Pet ownership comes with lots of hidden lessons, from “what to do about a counter-surfing cat” to “what to do about my cat eating food they shouldn’t.” But luckily we can help you prepare for them. Here are some new cat owner tips to help you get off on the right paw.

Feeding Your Cat

All cat food has to be reviewed by the FDA and pass certain standards before hitting the shelves. Unless your cat has health problems, nearly any cat food will be fine. Before choosing the right food for your kitty, consider any food preferences they have and check with your vet for a recommendation.

Depending on your cat’s size and breed they will have different food needs, so be sure to check with your vet on how much to feed and how often. You can also check the back of the food bag for feeding recommendations based on weight.

How to Handle the Litter Box

There are lots of different litters available on the market and they’re all great in different ways. The most popular option for kitty litter is clumping clay litter. This type of litter clumps around urine and feces, making it easy to pick up.

Another popular option on the market is PrettyLitter, a subscription cat litter service that delivers right to your door! This innovative litter changes color to indicate common cat health problems, such as urinary tract infections, helping you to know when it’s time to see the doctor. Plus, one bag lasts a whole month!

When filling your litter box, make sure the litter is about 2-3 inches deep. Too much litter will end up over the sides of the box as your kitty covers their waste. Too little litter may not absorb all the urine from your cat, causing awful odors and potentially making your cat not want to use that litter box!

You should clean out your cat’s litter box at least once per day, making sure to be thorough. If you have multiple cats we recommend at least one litter box per cat, plus one more to make sure your cats are never prevented from using the box when they need it or forced to use a dirty one.

Cat having brushed

Cat Grooming

Generally speaking, cats are excellent at self-grooming. Therefore, you won’t need to bathe your cat the way you do with your dog. Brushing can help with tangles and shedding, but how much brushing your cat needs depends on their breed and your tolerance for cat hair.

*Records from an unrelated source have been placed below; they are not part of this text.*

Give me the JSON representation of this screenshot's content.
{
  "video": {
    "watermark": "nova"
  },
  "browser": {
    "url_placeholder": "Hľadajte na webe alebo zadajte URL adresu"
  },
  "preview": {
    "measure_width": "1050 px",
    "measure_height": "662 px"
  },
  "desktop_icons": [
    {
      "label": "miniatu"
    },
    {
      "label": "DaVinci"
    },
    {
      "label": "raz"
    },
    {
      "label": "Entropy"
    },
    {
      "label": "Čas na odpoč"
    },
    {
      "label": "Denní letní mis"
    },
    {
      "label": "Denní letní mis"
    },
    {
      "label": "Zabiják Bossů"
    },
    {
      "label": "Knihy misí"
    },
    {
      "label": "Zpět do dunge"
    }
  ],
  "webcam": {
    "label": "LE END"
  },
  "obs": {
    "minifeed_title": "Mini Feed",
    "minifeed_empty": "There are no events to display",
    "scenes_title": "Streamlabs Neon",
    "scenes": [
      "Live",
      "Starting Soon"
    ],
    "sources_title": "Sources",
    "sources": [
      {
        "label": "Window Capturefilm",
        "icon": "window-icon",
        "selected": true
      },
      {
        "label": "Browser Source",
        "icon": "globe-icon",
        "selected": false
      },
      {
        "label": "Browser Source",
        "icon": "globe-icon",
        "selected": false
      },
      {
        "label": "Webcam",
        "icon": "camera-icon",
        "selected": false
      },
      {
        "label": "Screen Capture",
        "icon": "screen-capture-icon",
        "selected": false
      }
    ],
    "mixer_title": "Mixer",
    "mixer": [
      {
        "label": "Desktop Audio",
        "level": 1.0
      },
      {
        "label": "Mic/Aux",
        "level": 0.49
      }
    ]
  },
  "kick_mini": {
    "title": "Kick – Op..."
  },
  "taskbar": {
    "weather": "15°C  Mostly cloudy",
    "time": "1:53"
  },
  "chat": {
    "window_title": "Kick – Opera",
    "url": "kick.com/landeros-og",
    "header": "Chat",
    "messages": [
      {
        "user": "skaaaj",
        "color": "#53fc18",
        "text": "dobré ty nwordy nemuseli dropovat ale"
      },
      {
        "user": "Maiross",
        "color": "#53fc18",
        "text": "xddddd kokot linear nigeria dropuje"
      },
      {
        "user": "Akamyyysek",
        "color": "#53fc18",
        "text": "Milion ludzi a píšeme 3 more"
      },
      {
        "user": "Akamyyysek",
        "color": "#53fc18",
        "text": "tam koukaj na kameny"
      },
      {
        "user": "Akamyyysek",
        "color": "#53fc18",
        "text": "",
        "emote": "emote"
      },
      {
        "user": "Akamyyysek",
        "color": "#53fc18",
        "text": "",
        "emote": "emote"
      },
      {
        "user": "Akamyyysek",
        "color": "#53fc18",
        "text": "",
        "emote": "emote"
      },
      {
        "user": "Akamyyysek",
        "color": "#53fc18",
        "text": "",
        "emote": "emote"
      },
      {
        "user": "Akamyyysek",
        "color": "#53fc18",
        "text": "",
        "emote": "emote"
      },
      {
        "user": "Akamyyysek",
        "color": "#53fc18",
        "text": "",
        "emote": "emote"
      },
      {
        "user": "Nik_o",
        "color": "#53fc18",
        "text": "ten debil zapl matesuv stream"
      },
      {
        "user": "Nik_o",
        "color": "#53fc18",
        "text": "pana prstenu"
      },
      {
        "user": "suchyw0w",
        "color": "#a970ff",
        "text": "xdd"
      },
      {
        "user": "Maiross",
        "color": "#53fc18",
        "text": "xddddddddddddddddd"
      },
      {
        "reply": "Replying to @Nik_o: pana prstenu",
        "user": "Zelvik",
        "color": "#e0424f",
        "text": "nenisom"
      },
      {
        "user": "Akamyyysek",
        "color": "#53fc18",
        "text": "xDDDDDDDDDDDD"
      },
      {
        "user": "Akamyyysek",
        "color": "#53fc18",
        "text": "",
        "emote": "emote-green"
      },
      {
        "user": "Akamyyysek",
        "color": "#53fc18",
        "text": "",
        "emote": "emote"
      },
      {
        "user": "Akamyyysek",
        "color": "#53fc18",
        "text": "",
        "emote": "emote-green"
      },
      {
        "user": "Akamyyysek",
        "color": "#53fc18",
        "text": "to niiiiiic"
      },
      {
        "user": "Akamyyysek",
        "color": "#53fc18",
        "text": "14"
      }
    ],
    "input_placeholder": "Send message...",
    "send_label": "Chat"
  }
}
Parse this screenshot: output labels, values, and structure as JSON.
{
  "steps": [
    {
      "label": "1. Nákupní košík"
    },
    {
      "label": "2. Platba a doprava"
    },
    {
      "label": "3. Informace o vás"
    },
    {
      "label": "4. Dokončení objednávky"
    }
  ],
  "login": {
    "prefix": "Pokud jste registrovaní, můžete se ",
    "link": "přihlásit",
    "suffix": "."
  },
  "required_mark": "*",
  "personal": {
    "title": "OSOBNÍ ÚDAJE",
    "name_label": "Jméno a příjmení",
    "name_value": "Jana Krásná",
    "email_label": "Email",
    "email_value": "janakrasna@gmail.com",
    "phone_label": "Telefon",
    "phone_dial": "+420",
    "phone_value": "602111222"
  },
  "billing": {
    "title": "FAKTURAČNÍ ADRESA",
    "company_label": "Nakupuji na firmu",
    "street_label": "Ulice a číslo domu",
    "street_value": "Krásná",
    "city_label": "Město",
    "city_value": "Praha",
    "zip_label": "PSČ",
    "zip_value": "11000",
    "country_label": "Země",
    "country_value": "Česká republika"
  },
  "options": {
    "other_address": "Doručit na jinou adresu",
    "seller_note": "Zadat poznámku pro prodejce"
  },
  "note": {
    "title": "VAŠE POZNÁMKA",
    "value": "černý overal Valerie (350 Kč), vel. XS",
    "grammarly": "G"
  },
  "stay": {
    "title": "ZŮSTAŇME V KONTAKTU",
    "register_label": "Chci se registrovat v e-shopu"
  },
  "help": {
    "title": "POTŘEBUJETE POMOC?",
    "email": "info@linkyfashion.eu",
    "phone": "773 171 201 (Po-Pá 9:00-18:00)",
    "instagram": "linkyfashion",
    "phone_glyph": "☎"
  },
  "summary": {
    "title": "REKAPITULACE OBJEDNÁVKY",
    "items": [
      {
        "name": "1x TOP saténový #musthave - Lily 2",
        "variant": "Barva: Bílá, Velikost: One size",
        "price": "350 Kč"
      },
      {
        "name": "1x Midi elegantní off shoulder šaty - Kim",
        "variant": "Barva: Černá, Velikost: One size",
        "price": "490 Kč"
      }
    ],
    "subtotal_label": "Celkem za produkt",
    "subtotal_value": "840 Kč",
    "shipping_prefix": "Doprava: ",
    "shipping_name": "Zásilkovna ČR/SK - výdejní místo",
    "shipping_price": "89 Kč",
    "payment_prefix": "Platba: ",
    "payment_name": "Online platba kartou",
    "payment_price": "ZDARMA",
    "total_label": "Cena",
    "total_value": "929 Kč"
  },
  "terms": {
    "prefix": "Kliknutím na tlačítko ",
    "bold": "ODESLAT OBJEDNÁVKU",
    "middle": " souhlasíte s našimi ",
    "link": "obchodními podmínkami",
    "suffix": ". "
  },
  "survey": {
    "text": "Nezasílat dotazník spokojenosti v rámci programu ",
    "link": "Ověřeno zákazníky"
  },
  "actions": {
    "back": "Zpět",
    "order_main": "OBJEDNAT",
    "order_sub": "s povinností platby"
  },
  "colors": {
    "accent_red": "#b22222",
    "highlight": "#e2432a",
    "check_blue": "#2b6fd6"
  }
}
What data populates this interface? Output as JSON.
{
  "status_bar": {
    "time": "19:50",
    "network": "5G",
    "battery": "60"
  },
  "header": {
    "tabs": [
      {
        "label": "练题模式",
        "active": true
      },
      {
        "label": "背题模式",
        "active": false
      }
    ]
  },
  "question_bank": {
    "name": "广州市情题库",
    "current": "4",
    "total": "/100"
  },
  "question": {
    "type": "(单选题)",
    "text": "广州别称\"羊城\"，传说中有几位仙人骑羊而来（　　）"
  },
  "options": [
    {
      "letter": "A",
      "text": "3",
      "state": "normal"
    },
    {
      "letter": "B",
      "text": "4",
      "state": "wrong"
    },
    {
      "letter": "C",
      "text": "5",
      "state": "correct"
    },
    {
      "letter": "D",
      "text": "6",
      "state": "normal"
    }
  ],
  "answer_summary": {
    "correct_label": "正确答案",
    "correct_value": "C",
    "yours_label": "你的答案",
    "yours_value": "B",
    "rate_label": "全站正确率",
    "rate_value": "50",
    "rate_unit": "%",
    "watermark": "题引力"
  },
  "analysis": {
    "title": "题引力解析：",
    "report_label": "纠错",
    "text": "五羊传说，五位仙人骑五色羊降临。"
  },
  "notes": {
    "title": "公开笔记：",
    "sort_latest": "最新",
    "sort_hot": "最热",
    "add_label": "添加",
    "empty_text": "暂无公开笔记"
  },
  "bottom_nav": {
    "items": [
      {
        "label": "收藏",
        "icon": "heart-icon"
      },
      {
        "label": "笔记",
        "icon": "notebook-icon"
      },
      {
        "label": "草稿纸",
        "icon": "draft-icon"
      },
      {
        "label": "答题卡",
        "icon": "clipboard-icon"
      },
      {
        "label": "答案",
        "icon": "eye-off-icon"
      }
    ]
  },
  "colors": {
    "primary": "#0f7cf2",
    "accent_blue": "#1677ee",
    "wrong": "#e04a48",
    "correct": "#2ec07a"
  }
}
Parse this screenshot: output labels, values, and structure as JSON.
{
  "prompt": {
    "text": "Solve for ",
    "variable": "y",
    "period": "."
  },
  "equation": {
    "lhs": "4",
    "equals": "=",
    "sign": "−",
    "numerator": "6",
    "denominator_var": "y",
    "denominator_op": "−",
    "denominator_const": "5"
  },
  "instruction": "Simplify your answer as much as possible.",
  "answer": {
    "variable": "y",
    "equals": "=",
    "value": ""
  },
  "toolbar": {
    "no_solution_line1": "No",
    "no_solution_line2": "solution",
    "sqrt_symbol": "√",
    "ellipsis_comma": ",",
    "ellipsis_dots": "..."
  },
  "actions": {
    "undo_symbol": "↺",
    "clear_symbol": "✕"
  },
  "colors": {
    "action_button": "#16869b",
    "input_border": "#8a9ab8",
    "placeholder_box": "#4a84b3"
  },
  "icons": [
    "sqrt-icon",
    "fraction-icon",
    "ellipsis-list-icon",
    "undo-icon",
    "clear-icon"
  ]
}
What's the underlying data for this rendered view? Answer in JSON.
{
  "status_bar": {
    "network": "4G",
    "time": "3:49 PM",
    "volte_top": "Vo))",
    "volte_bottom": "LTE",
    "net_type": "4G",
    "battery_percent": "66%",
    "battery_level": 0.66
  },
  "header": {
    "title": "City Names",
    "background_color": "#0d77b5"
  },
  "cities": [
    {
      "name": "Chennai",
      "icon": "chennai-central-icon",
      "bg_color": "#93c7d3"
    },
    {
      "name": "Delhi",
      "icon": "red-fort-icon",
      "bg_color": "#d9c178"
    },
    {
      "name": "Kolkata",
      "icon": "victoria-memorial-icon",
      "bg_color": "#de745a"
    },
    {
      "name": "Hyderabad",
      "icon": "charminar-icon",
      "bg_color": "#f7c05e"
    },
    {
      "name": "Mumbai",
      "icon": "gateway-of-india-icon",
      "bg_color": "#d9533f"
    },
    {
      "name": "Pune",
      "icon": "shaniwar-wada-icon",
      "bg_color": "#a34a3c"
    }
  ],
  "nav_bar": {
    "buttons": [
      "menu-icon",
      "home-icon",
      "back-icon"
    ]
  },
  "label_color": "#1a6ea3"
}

Most cats should be brushed at least three times a week, though it’s fine to give your cat a short brushing every day.

The other big part of grooming for cats is nail care. Your cat keeps their nails in good condition by scratching. This is great when they are using a scratching post but a nuisance when it’s your couch or curtains. Keeping your cat’s nails a reasonable length helps protect your furniture from holes (and yourself from kitty scratches). The American Humane Society recommends trimming your cat’s nails about every two weeks.

Exercise for Cats

Just like dogs, cats need exercise to get out their energy! Vets recommend playing with your cat for at least 10-15 minutes a few times a day. The best way to exercise your cat is by making them chase their favorite toys around the house. However, walking your cat is becoming more and more popular and you can get harnesses specifically for your kitty!

The Last Step: Love Your New Cat!

Cat stretches on the basket

You’ve made it through our first cat owner’s guide, so now it’s time to celebrate by getting a cat! If you have more questions about cat care, make a list of your concerns and bring them to your vet who can provide expert advice on every facet of cat ownership.

The best cat is a healthy cat. Keep your cat in good health without paying high out-of-pocket veterinary costs by getting pet insurance! Cat insurance reimburses you for certain medical costs so you don’t have to worry about exorbitant medical bills. Get a free quote to see how pet insurance can easily fit into your budget.